Linde manufactures the counterweights using the sand casting process. This is done by pouring molten iron into a molding box made of quartz sand mixed with resin and hardener to achieve the necessary strength. The required protective layer between the sand and the molten iron is applied in the form of an alcohol-based wash; since September 2001 this has been done by a KR 125 six-axis jointed-arm robot from KUKA Roboter GmbH, Augsburg.
The shape of the molding box depends on the particular pattern used; the box and pattern are placed by the user on a roller conveyor and filled with a mixture of molding sand, resin and hardener. The roller conveyor then transports the combination of pattern and molding box to a turnover station. There the robot controller reads in the code of the box and thus recognizes which box types are to be processed in the cell, and in what order. In the turnover station, the molding box is separated from the pattern. An operator then carries out a visual inspection of the box, and if there are no defects releases it for transfer to the robotic cell.
As soon as the conveyor system receives the appropriate signal from the robot controller, the box is indexed forward on the roller conveyor until it stops underneath a manipulator. The manipulator picks up the box and swivels it into a position where the robot can blow out of the mold the loose sand not bound to resin and hardener. After that the manipulator lifts the molding box over the wash basin. The KR 125 then picks up the flood lance and applies the wash to the mold with great precision. Subsequently the manipulator rotates the box to allow wash residues to drip into the flood basin. The cycle time of the cell is six minutes.
Once the manipulator has placed the box back on the roller conveyor, the mold is moved along the conveyor to a position where the alcohol-based wash is flamed off, and then to a coring-up station, where operators insert cores made of quartz sand. Lastly the matching cope and drag boxes are placed one atop the other, clamped, and taken on a transport trolley for casting.
Robot taught by user’s personnel
The company Boll Handhabungssysteme GmbH from Elsenfeld, Lower Franconia was contracted to install the robot. This KUKA systems partner first checked on the basis of the Cartesian coordinates whether the robot under consideration, the KR 125, could in fact reach the furthest corners of the mold. Since the results of these investigations were positive, Linde decided to use the KR 125, its reach being optimally suited to the requirements of this application. Another decisive factor was the robot’s attractive price/performance ratio.
The package supplied by Boll encompassed the robot, including its controller, the engineering for the application program, and the interfaces to the periphery.
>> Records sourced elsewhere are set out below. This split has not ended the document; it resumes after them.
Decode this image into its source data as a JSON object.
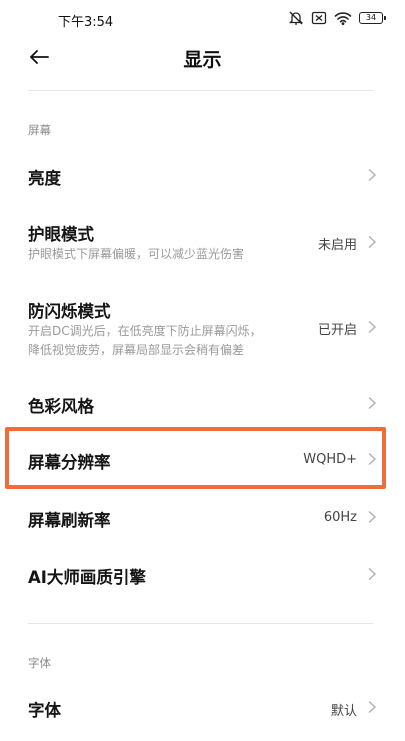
{
  "status_bar": {
    "time": "下午3:54",
    "battery": "34"
  },
  "header": {
    "title": "显示"
  },
  "sections": {
    "screen": "屏幕",
    "font": "字体"
  },
  "rows": {
    "brightness": {
      "title": "亮度"
    },
    "eye_care": {
      "title": "护眼模式",
      "subtitle": "护眼模式下屏幕偏暖，可以减少蓝光伤害",
      "value": "未启用"
    },
    "anti_flicker": {
      "title": "防闪烁模式",
      "subtitle_1": "开启DC调光后，在低亮度下防止屏幕闪烁，",
      "subtitle_2": "降低视觉疲劳，屏幕局部显示会稍有偏差",
      "value": "已开启"
    },
    "color_style": {
      "title": "色彩风格"
    },
    "resolution": {
      "title": "屏幕分辨率",
      "value": "WQHD+"
    },
    "refresh_rate": {
      "title": "屏幕刷新率",
      "value": "60Hz"
    },
    "ai_engine": {
      "title": "AI大师画质引擎"
    },
    "font": {
      "title": "字体",
      "value": "默认"
    }
  },
  "colors": {
    "highlight": "#f26b3a",
    "text": "#151515",
    "muted": "#9a9a9a"
  },
  "icons": [
    "back-arrow-icon",
    "mute-icon",
    "sim-icon",
    "wifi-icon",
    "battery-icon",
    "chevron-right-icon"
  ]
}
Also included was the safety fencing, which was constructed in cooperation with the safety departments responsible at Linde.
In addition, Boll created the basic handling program for the KR 125 and trained the user’s operating personnel in Weilbach. The Linde employees are now able to teach the robots themselves. Of the 31 programs required for the various molding boxes, so far Linde has implemented 25. This is where the advantages of the KUKA Control Panel come into play, with its familiar, easy to use Windows man-machine interface.
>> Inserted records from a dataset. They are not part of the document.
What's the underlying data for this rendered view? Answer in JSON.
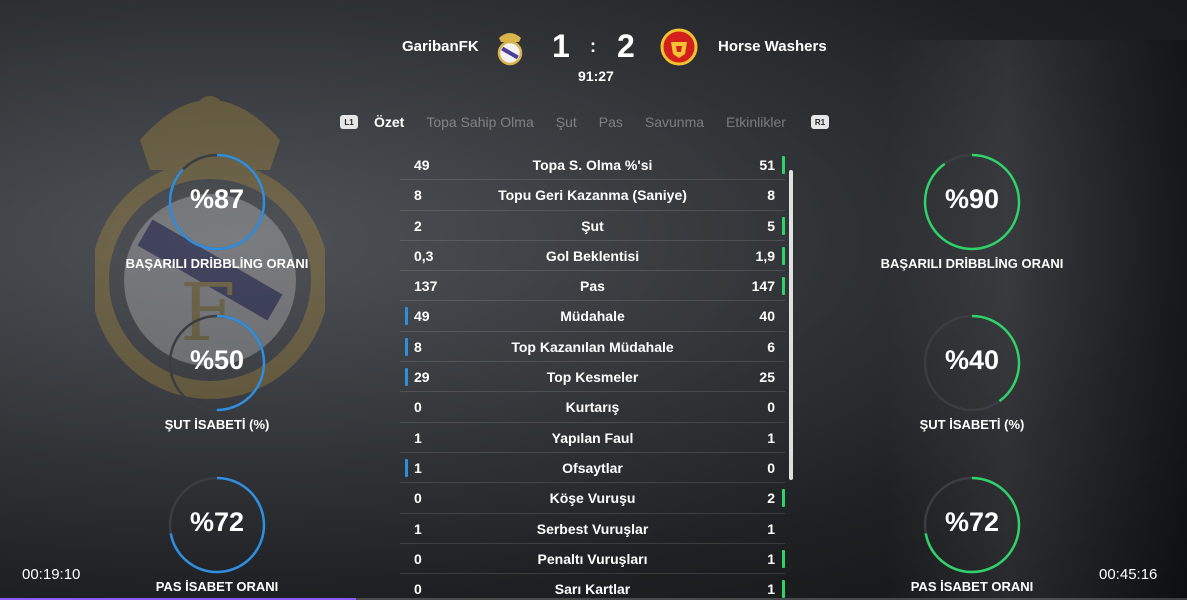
{
  "match": {
    "home_team": "GaribanFK",
    "away_team": "Horse Washers",
    "home_score": "1",
    "separator": ":",
    "away_score": "2",
    "clock": "91:27",
    "home_crest_icon": "real-madrid-crest-icon",
    "away_crest_icon": "manchester-united-crest-icon"
  },
  "tabs": {
    "left_button": "L1",
    "right_button": "R1",
    "items": [
      "Özet",
      "Topa Sahip Olma",
      "Şut",
      "Pas",
      "Savunma",
      "Etkinlikler"
    ],
    "active": "Özet"
  },
  "stats": [
    {
      "label": "Topa S. Olma %'si",
      "home": "49",
      "away": "51",
      "leader": "away"
    },
    {
      "label": "Topu Geri Kazanma (Saniye)",
      "home": "8",
      "away": "8",
      "leader": "none"
    },
    {
      "label": "Şut",
      "home": "2",
      "away": "5",
      "leader": "away"
    },
    {
      "label": "Gol Beklentisi",
      "home": "0,3",
      "away": "1,9",
      "leader": "away"
    },
    {
      "label": "Pas",
      "home": "137",
      "away": "147",
      "leader": "away"
    },
    {
      "label": "Müdahale",
      "home": "49",
      "away": "40",
      "leader": "home"
    },
    {
      "label": "Top Kazanılan Müdahale",
      "home": "8",
      "away": "6",
      "leader": "home"
    },
    {
      "label": "Top Kesmeler",
      "home": "29",
      "away": "25",
      "leader": "home"
    },
    {
      "label": "Kurtarış",
      "home": "0",
      "away": "0",
      "leader": "none"
    },
    {
      "label": "Yapılan Faul",
      "home": "1",
      "away": "1",
      "leader": "none"
    },
    {
      "label": "Ofsaytlar",
      "home": "1",
      "away": "0",
      "leader": "home"
    },
    {
      "label": "Köşe Vuruşu",
      "home": "0",
      "away": "2",
      "leader": "away"
    },
    {
      "label": "Serbest Vuruşlar",
      "home": "1",
      "away": "1",
      "leader": "none"
    },
    {
      "label": "Penaltı Vuruşları",
      "home": "0",
      "away": "1",
      "leader": "away"
    },
    {
      "label": "Sarı Kartlar",
      "home": "0",
      "away": "1",
      "leader": "away"
    }
  ],
  "home_gauges": [
    {
      "value": "%87",
      "percent": 87,
      "label": "BAŞARILI DRİBBLİNG ORANI"
    },
    {
      "value": "%50",
      "percent": 50,
      "label": "ŞUT İSABETİ (%)"
    },
    {
      "value": "%72",
      "percent": 72,
      "label": "PAS İSABET ORANI"
    }
  ],
  "away_gauges": [
    {
      "value": "%90",
      "percent": 90,
      "label": "BAŞARILI DRİBBLİNG ORANI"
    },
    {
      "value": "%40",
      "percent": 40,
      "label": "ŞUT İSABETİ (%)"
    },
    {
      "value": "%72",
      "percent": 72,
      "label": "PAS İSABET ORANI"
    }
  ],
  "colors": {
    "home_accent": "#2f8ee0",
    "away_accent": "#2fd36a",
    "track": "#3a3d42"
  },
  "player": {
    "elapsed": "00:19:10",
    "remaining": "00:45:16",
    "progress_fraction": 0.3
  }
}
Linde also concluded a maintenance agreement with the KUKA systems partner, guaranteeing 24-hour service when needed. Both companies benefit in this regard from their geographic proximity and the resulting short travel times.
The teams from Linde and Boll got together regularly for working meetings during the introduction phase, which began in August 2001 with the beginning of assembly. The main topic of these discussions was development of the interfaces between the new system and existing systems. Other priority topics were on-site programming, safety issues and adapting the robot gripper system to the flooding lance.
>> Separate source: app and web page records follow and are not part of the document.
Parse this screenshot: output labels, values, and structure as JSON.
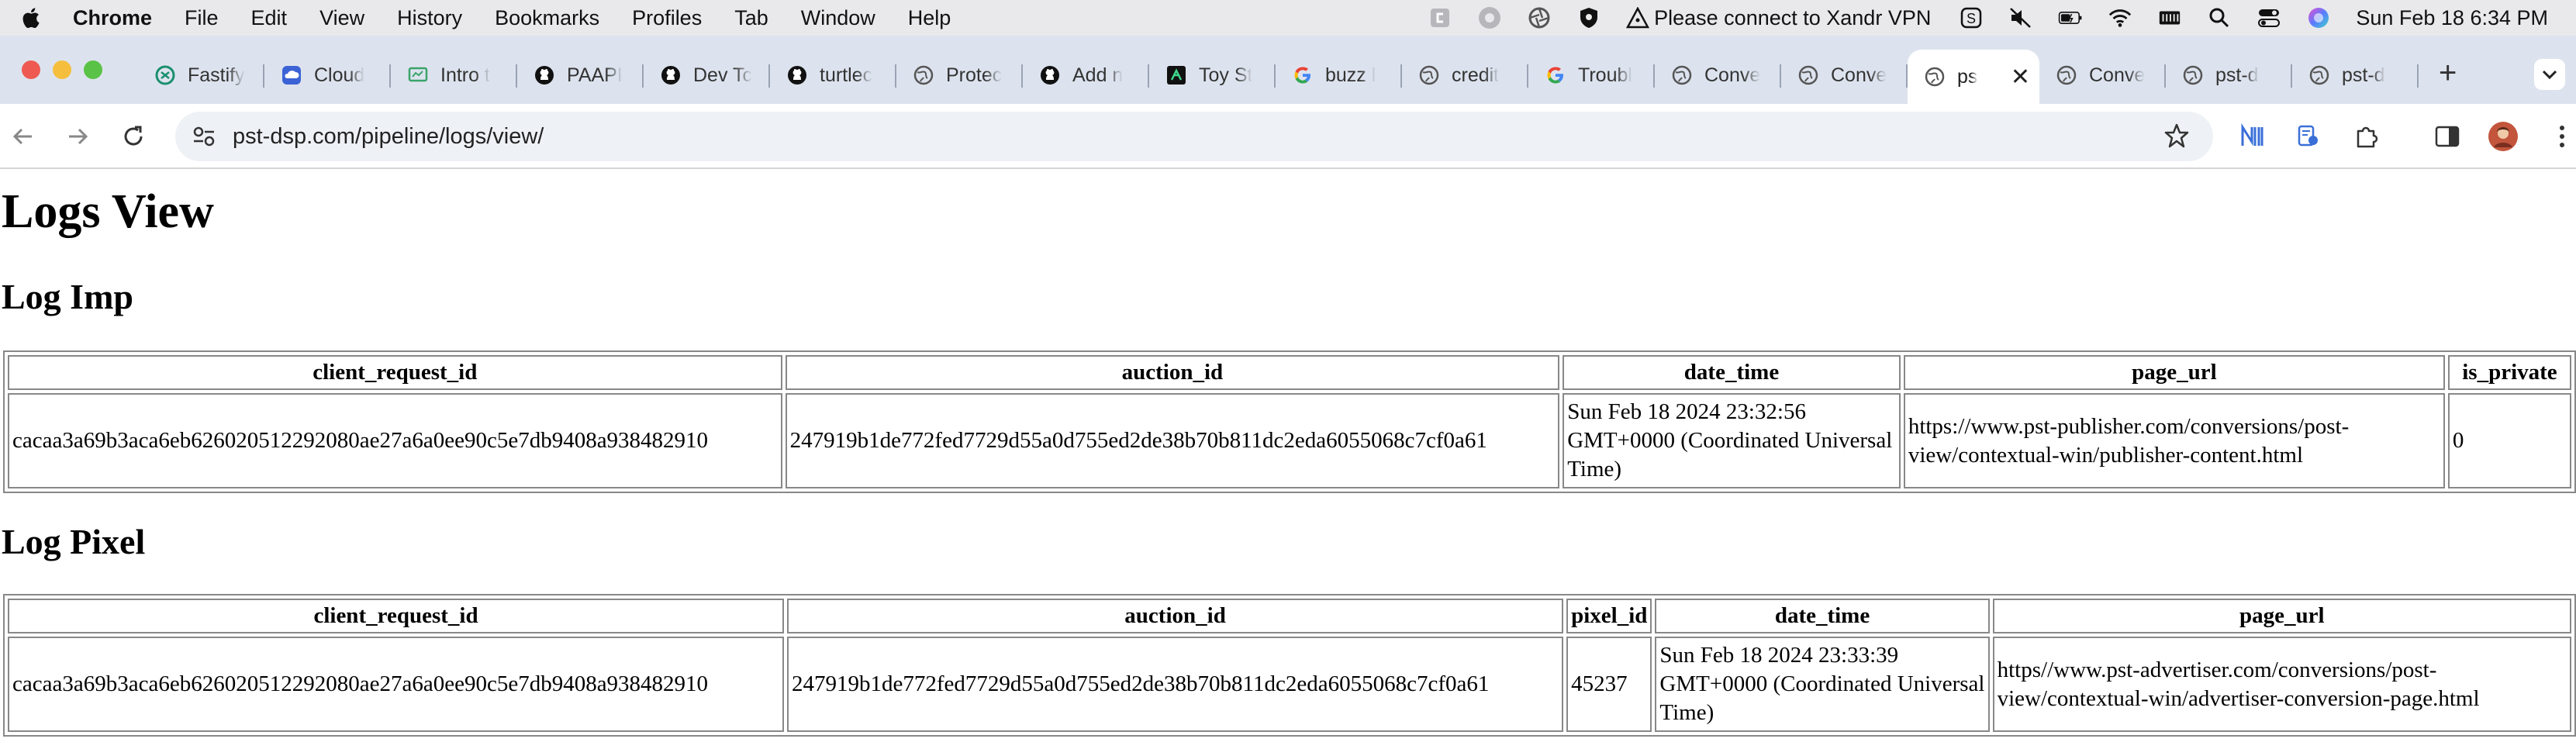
{
  "menubar": {
    "app": "Chrome",
    "items": [
      "File",
      "Edit",
      "View",
      "History",
      "Bookmarks",
      "Profiles",
      "Tab",
      "Window",
      "Help"
    ],
    "vpn_text": "Please connect to Xandr VPN",
    "clock": "Sun Feb 18  6:34 PM"
  },
  "tabs": [
    {
      "label": "Fastify",
      "icon": "openai-icon"
    },
    {
      "label": "Cloud",
      "icon": "cloud-icon"
    },
    {
      "label": "Intro t",
      "icon": "slides-icon"
    },
    {
      "label": "PAAPI",
      "icon": "github-icon"
    },
    {
      "label": "Dev Tc",
      "icon": "github-icon"
    },
    {
      "label": "turtlec",
      "icon": "github-icon"
    },
    {
      "label": "Protec",
      "icon": "globe-icon"
    },
    {
      "label": "Add n",
      "icon": "github-icon"
    },
    {
      "label": "Toy St",
      "icon": "toy-icon"
    },
    {
      "label": "buzz l",
      "icon": "google-icon"
    },
    {
      "label": "credit",
      "icon": "globe-icon"
    },
    {
      "label": "Troubl",
      "icon": "google-icon"
    },
    {
      "label": "Conve",
      "icon": "globe-icon"
    },
    {
      "label": "Conve",
      "icon": "globe-icon"
    },
    {
      "label": "ps",
      "icon": "globe-icon",
      "active": true
    },
    {
      "label": "Conve",
      "icon": "globe-icon"
    },
    {
      "label": "pst-d",
      "icon": "globe-icon"
    },
    {
      "label": "pst-d",
      "icon": "globe-icon"
    }
  ],
  "toolbar": {
    "url": "pst-dsp.com/pipeline/logs/view/"
  },
  "page": {
    "title": "Logs View",
    "imp_heading": "Log Imp",
    "pixel_heading": "Log Pixel",
    "imp_table": {
      "headers": [
        "client_request_id",
        "auction_id",
        "date_time",
        "page_url",
        "is_private"
      ],
      "row": [
        "cacaa3a69b3aca6eb626020512292080ae27a6a0ee90c5e7db9408a938482910",
        "247919b1de772fed7729d55a0d755ed2de38b70b811dc2eda6055068c7cf0a61",
        "Sun Feb 18 2024 23:32:56 GMT+0000 (Coordinated Universal Time)",
        "https://www.pst-publisher.com/conversions/post-view/contextual-win/publisher-content.html",
        "0"
      ]
    },
    "pixel_table": {
      "headers": [
        "client_request_id",
        "auction_id",
        "pixel_id",
        "date_time",
        "page_url"
      ],
      "row": [
        "cacaa3a69b3aca6eb626020512292080ae27a6a0ee90c5e7db9408a938482910",
        "247919b1de772fed7729d55a0d755ed2de38b70b811dc2eda6055068c7cf0a61",
        "45237",
        "Sun Feb 18 2024 23:33:39 GMT+0000 (Coordinated Universal Time)",
        "https//www.pst-advertiser.com/conversions/post-view/contextual-win/advertiser-conversion-page.html"
      ]
    }
  }
}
More cost-effective manufacturing
In an initial summary, Dieter Holzmann notes the following results: “Since we have saved one operator in each shift, we now produce the counterweights much more cost-effectively. As for the payback period, we expect it to be two years for the entire system, including the software. Furthermore the operating personnel replaced by the KUKA robot have been given more worker-friendly jobs in other departments. And the vapors arising from the alcohol-based wash don’t bother the robot at all.”
Author: Jürgen Warmbold, freelance technical journalist, 27327 Martfeld, Germany